Extracted material
▬▬▬▬▬▬

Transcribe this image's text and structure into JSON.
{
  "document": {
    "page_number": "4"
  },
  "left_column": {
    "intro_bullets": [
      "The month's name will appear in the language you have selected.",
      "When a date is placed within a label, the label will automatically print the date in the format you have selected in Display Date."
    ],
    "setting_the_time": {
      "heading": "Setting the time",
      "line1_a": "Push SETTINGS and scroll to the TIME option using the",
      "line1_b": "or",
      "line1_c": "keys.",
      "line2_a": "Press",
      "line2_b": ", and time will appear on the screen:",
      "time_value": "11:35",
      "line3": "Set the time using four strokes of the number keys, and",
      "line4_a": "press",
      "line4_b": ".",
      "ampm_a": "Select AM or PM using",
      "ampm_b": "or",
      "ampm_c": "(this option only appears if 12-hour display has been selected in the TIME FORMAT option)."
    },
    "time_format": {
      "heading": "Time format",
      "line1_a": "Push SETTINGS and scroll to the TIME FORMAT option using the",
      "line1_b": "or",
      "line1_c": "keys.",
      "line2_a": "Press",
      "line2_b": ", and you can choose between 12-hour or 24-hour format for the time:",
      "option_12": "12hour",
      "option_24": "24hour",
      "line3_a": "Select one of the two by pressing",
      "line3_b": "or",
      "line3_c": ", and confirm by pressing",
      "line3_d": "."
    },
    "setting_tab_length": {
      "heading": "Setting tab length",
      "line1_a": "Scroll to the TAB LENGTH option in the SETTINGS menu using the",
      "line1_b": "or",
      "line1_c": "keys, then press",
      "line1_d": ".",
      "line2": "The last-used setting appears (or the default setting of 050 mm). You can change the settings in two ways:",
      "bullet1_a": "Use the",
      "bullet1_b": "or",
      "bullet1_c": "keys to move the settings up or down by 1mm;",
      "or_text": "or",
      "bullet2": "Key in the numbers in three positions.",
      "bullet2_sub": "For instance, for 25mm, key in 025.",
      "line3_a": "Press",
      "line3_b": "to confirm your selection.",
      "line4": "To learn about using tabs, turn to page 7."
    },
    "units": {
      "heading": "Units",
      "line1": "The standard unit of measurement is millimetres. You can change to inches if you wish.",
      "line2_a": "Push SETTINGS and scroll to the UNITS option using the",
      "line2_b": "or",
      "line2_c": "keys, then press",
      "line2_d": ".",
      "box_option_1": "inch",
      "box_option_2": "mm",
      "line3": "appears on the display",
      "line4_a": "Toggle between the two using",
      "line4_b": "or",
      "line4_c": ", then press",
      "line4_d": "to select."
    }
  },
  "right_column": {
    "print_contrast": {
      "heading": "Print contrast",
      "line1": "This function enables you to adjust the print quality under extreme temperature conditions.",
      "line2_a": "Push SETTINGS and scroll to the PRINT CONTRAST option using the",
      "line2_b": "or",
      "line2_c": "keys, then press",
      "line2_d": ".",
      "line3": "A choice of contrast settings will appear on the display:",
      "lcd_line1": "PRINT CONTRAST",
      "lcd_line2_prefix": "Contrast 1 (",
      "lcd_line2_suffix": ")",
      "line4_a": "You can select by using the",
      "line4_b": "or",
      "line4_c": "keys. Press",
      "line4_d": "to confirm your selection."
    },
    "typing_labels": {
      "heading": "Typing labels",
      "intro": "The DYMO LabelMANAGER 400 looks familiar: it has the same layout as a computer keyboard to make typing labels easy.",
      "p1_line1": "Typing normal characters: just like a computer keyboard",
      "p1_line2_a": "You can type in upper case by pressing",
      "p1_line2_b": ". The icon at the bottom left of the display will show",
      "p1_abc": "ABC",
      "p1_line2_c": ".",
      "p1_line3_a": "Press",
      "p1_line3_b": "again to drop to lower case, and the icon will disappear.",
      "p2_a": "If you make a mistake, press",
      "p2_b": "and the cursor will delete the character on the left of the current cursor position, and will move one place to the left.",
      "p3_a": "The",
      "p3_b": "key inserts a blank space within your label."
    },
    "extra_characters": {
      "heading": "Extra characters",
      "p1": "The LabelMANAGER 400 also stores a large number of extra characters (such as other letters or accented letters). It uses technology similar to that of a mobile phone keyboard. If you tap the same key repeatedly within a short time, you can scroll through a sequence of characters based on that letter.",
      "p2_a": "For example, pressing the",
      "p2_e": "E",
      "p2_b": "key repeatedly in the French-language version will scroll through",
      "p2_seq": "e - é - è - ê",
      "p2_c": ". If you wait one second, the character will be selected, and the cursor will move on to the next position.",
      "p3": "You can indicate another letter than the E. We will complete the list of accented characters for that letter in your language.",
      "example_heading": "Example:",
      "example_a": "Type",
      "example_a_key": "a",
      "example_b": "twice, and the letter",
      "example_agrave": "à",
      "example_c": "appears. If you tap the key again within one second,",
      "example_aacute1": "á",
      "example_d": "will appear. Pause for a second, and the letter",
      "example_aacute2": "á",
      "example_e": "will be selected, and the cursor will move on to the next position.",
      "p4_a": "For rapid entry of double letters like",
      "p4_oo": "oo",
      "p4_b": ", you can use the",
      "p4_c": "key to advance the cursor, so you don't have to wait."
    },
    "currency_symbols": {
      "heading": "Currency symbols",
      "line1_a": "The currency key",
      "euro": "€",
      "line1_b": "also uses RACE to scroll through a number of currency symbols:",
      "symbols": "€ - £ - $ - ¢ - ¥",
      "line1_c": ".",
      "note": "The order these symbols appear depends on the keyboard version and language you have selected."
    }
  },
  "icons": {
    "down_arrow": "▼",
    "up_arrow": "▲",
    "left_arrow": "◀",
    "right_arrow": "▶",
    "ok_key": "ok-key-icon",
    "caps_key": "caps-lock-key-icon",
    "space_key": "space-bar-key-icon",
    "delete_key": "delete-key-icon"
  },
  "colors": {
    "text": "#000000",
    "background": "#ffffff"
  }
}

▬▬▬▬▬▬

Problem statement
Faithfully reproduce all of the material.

Solution for this exercise
Transcribe this image's text and structure into JSON.
{
  "document": {
    "page_number": "4"
  },
  "left_column": {
    "intro_bullets": [
      "The month's name will appear in the language you have selected.",
      "When a date is placed within a label, the label will automatically print the date in the format you have selected in Display Date."
    ],
    "setting_the_time": {
      "heading": "Setting the time",
      "line1_a": "Push SETTINGS and scroll to the TIME option using the",
      "line1_b": "or",
      "line1_c": "keys.",
      "line2_a": "Press",
      "line2_b": ", and time will appear on the screen:",
      "time_value": "11:35",
      "line3": "Set the time using four strokes of the number keys, and",
      "line4_a": "press",
      "line4_b": ".",
      "ampm_a": "Select AM or PM using",
      "ampm_b": "or",
      "ampm_c": "(this option only appears if 12-hour display has been selected in the TIME FORMAT option)."
    },
    "time_format": {
      "heading": "Time format",
      "line1_a": "Push SETTINGS and scroll to the TIME FORMAT option using the",
      "line1_b": "or",
      "line1_c": "keys.",
      "line2_a": "Press",
      "line2_b": ", and you can choose between 12-hour or 24-hour format for the time:",
      "option_12": "12hour",
      "option_24": "24hour",
      "line3_a": "Select one of the two by pressing",
      "line3_b": "or",
      "line3_c": ", and confirm by pressing",
      "line3_d": "."
    },
    "setting_tab_length": {
      "heading": "Setting tab length",
      "line1_a": "Scroll to the TAB LENGTH option in the SETTINGS menu using the",
      "line1_b": "or",
      "line1_c": "keys, then press",
      "line1_d": ".",
      "line2": "The last-used setting appears (or the default setting of 050 mm). You can change the settings in two ways:",
      "bullet1_a": "Use the",
      "bullet1_b": "or",
      "bullet1_c": "keys to move the settings up or down by 1mm;",
      "or_text": "or",
      "bullet2": "Key in the numbers in three positions.",
      "bullet2_sub": "For instance, for 25mm, key in 025.",
      "line3_a": "Press",
      "line3_b": "to confirm your selection.",
      "line4": "To learn about using tabs, turn to page 7."
    },
    "units": {
      "heading": "Units",
      "line1": "The standard unit of measurement is millimetres. You can change to inches if you wish.",
      "line2_a": "Push SETTINGS and scroll to the UNITS option using the",
      "line2_b": "or",
      "line2_c": "keys, then press",
      "line2_d": ".",
      "box_option_1": "inch",
      "box_option_2": "mm",
      "line3": "appears on the display",
      "line4_a": "Toggle between the two using",
      "line4_b": "or",
      "line4_c": ", then press",
      "line4_d": "to select."
    }
  },
  "right_column": {
    "print_contrast": {
      "heading": "Print contrast",
      "line1": "This function enables you to adjust the print quality under extreme temperature conditions.",
      "line2_a": "Push SETTINGS and scroll to the PRINT CONTRAST option using the",
      "line2_b": "or",
      "line2_c": "keys, then press",
      "line2_d": ".",
      "line3": "A choice of contrast settings will appear on the display:",
      "lcd_line1": "PRINT CONTRAST",
      "lcd_line2_prefix": "Contrast 1 (",
      "lcd_line2_suffix": ")",
      "line4_a": "You can select by using the",
      "line4_b": "or",
      "line4_c": "keys. Press",
      "line4_d": "to confirm your selection."
    },
    "typing_labels": {
      "heading": "Typing labels",
      "intro": "The DYMO LabelMANAGER 400 looks familiar: it has the same layout as a computer keyboard to make typing labels easy.",
      "p1_line1": "Typing normal characters: just like a computer keyboard",
      "p1_line2_a": "You can type in upper case by pressing",
      "p1_line2_b": ". The icon at the bottom left of the display will show",
      "p1_abc": "ABC",
      "p1_line2_c": ".",
      "p1_line3_a": "Press",
      "p1_line3_b": "again to drop to lower case, and the icon will disappear.",
      "p2_a": "If you make a mistake, press",
      "p2_b": "and the cursor will delete the character on the left of the current cursor position, and will move one place to the left.",
      "p3_a": "The",
      "p3_b": "key inserts a blank space within your label."
    },
    "extra_characters": {
      "heading": "Extra characters",
      "p1": "The LabelMANAGER 400 also stores a large number of extra characters (such as other letters or accented letters). It uses technology similar to that of a mobile phone keyboard. If you tap the same key repeatedly within a short time, you can scroll through a sequence of characters based on that letter.",
      "p2_a": "For example, pressing the",
      "p2_e": "E",
      "p2_b": "key repeatedly in the French-language version will scroll through",
      "p2_seq": "e - é - è - ê",
      "p2_c": ". If you wait one second, the character will be selected, and the cursor will move on to the next position.",
      "p3": "You can indicate another letter than the E. We will complete the list of accented characters for that letter in your language.",
      "example_heading": "Example:",
      "example_a": "Type",
      "example_a_key": "a",
      "example_b": "twice, and the letter",
      "example_agrave": "à",
      "example_c": "appears. If you tap the key again within one second,",
      "example_aacute1": "á",
      "example_d": "will appear. Pause for a second, and the letter",
      "example_aacute2": "á",
      "example_e": "will be selected, and the cursor will move on to the next position.",
      "p4_a": "For rapid entry of double letters like",
      "p4_oo": "oo",
      "p4_b": ", you can use the",
      "p4_c": "key to advance the cursor, so you don't have to wait."
    },
    "currency_symbols": {
      "heading": "Currency symbols",
      "line1_a": "The currency key",
      "euro": "€",
      "line1_b": "also uses RACE to scroll through a number of currency symbols:",
      "symbols": "€ - £ - $ - ¢ - ¥",
      "line1_c": ".",
      "note": "The order these symbols appear depends on the keyboard version and language you have selected."
    }
  },
  "icons": {
    "down_arrow": "▼",
    "up_arrow": "▲",
    "left_arrow": "◀",
    "right_arrow": "▶",
    "ok_key": "ok-key-icon",
    "caps_key": "caps-lock-key-icon",
    "space_key": "space-bar-key-icon",
    "delete_key": "delete-key-icon"
  },
  "colors": {
    "text": "#000000",
    "background": "#ffffff"
  }
}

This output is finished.